When we arrived on Monday, it was great to see that the girls had been waiting excitedly for the show, as they greeted us in the most beautiful array of clothes, with many of them also having done their makeup. However, before commencing with the beauty preparation, we sat the girls down to announce the winners of the animal contest. With so many creative drawings it had certainly been difficult to narrow it down. In the end, we presented four girls with bangles for their beautiful drawings and superb stories and made sure that everyone received an Oreo cookie - a little taste from back home, which certainly went down a treat.
It was now time to get to work for the fashion show and the girls took it in turns to have their hair done by us. We took this opportunity to teach the girls some beauty-related English terms and soon had them asking for 'plaits' or 'pony-tails' as well as choosing either a 'hair-tie' or a 'hair-clip' from the assortment that we had brought. Most of the girls went with the sparkly hair clips and by the end they all looked beautiful and ready to walk down the runway.
With loud Bollywood dance music playing and a cheering audience behind us, we decided to go first so as to break the ice. We proceeded to walk each pair of girls down the runway, all of us striking poses along the way.

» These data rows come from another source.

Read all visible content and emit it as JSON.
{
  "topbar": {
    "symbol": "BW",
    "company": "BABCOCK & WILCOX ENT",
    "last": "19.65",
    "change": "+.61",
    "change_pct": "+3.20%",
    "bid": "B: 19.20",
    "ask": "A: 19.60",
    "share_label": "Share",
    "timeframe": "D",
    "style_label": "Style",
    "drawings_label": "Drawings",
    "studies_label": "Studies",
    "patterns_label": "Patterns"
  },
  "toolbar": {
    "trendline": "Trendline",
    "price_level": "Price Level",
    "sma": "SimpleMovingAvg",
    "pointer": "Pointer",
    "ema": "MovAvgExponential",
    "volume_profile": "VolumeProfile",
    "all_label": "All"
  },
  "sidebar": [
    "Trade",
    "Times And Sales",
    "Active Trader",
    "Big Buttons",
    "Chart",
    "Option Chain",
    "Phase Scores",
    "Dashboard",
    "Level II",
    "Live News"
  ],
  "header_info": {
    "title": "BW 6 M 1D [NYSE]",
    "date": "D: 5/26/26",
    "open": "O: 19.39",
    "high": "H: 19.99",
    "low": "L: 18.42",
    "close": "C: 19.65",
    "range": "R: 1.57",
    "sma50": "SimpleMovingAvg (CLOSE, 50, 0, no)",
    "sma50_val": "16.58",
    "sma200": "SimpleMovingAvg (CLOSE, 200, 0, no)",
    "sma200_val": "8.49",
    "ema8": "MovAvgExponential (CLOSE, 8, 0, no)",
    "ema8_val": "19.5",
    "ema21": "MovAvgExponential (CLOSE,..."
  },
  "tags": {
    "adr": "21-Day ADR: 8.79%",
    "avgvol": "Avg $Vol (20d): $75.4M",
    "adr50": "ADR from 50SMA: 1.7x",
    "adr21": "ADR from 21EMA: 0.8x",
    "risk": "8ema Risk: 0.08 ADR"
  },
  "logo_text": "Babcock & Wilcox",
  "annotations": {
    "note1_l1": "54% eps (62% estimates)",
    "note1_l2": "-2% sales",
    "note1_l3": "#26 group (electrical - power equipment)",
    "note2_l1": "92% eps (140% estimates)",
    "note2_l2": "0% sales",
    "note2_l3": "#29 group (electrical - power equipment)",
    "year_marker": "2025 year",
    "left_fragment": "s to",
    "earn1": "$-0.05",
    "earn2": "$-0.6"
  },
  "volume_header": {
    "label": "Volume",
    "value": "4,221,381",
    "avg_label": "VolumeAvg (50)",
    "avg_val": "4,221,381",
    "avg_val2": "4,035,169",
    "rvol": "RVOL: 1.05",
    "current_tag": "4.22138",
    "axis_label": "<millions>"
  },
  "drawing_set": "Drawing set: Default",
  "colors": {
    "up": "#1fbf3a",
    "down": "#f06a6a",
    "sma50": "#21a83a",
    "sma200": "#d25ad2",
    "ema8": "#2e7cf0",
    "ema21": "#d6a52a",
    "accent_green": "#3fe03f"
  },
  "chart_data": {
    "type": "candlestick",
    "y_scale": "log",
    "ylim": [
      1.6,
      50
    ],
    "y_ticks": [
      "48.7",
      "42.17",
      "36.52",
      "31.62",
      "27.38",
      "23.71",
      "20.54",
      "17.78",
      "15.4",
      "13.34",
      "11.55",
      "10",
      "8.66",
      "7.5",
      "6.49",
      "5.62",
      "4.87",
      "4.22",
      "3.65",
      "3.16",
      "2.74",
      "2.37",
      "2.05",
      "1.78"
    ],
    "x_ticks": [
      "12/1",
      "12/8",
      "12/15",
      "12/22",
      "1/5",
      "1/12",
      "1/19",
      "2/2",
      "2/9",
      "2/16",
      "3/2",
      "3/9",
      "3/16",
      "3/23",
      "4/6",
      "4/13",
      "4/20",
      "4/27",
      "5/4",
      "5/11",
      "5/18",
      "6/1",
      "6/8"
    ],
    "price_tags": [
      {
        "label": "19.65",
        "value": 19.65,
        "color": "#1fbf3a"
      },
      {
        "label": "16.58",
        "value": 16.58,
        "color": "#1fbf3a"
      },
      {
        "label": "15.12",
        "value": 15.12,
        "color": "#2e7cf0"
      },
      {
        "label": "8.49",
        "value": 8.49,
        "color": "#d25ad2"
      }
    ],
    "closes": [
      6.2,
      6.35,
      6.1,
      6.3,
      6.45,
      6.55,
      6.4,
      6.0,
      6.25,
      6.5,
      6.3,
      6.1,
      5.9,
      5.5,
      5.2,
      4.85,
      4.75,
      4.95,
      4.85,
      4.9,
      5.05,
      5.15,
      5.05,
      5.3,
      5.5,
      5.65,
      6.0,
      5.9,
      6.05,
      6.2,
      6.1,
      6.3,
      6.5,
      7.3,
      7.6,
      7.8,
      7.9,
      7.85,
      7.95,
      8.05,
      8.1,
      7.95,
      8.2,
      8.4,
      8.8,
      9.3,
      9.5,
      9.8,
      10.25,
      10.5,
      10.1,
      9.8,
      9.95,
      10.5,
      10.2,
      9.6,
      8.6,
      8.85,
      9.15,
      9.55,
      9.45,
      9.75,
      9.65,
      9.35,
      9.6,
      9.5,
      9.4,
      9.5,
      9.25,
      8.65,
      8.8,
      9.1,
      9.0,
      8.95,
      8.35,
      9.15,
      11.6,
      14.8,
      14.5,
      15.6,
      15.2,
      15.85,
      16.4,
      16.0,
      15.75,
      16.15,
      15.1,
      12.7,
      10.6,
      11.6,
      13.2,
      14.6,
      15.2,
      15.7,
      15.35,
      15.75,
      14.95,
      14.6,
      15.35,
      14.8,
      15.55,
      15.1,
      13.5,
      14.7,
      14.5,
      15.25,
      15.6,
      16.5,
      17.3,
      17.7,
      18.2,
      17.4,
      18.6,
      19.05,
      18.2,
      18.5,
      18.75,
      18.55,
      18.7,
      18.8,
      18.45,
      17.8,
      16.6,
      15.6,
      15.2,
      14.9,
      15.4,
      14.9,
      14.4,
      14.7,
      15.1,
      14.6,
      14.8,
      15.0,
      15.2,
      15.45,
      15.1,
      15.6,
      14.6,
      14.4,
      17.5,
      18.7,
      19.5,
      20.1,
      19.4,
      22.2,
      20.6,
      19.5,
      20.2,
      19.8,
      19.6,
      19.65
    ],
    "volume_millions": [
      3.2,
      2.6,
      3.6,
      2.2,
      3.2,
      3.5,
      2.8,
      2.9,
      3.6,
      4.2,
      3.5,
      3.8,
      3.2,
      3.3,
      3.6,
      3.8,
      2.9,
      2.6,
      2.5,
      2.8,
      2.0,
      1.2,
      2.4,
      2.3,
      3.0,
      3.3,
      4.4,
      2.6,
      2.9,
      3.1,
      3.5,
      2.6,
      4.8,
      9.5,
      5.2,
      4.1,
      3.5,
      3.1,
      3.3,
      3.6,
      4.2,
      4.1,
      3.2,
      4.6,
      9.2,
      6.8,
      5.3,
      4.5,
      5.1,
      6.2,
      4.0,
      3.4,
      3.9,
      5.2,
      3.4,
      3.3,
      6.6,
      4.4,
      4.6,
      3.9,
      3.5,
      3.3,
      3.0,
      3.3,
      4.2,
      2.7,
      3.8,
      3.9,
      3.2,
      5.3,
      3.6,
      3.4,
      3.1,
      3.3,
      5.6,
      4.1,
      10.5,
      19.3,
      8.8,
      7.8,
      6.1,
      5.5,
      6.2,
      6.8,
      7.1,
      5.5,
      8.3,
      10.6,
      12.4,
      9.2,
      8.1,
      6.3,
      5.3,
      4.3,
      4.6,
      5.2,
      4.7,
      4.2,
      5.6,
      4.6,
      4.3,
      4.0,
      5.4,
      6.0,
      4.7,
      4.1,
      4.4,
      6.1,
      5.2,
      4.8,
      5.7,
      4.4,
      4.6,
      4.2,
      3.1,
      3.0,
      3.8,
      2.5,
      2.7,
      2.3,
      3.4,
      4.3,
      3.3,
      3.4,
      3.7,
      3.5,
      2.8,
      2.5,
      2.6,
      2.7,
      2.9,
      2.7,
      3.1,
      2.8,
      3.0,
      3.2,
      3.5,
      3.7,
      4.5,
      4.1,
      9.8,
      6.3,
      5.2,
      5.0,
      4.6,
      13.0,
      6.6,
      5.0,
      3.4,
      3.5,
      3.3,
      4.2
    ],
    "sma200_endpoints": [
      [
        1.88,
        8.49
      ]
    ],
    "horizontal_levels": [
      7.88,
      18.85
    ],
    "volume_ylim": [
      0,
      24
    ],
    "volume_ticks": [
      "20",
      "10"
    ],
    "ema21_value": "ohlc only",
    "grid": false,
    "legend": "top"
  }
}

By the end, the girls were walking with such confidence that they put our walks and poses to shame!
In the wake of excitement the show had created, we got to work in our separate groups, using pre-made flash-card drawings to teach the girls the English words for all the clothes they had been wearing. In no time, we had both groups of girls repeating every type of clothing and accessory imaginable, as well as describing them using colours. It was wonderful to see the girls so happy and becoming more comfortable with us. All in all, a good note to start on!
Friday, 17 July 2015
Our excitement about it being our first day and the prospect of spending time with the girls and getting to know them, made the car journey to the Institute feel much longer than it would have been otherwise. The activity we had planned was centred on having the girls draw their favourite animal and write an accompanying story. On arrival, we were welcomed by the team and discussed our aims of working with the Veerni girls, which include building the girls’ confidence when it comes to speaking English and achieving a firm basis in terms of vocabulary.
Lunch with the girls was great as we were able to see the way they interact and chat with each other, reminding us of meal times we use to have at school. We were impressed by the dining hall, with its lovely orange table-cloths and large round tables, similar to that of a hotel!
Having gathered the 16 girls we would be working with, we introduced ourselves, including fun facts to help create the sense of a fun environment. Throughout the afternoon, Vimlesh was amazing as a translator, relaying to the girls the task and also providing us with key information, like how some of girls had only been at the Institute for two weeks and were therefore shy, meaning they would need some extra help.
We were delighted by the drawings produced, which displayed the wonderful creativity of lots of the girls and put our own drawings to shame. There were a great deal of elephants and peacocks present but representations of these animals varied and a beautiful butterfly helped break up the collection. We all sat around in a circle on the floor and each girl presented their picture and story with Vimlesh translating each to us. Picking three winners was going to be harder than we thought and the temptation to reward all of them was strong.
Prizes would be given on Monday and the plan to run a fashion show was met with excitement. We ourselves looked forward to getting involved and walking the runway!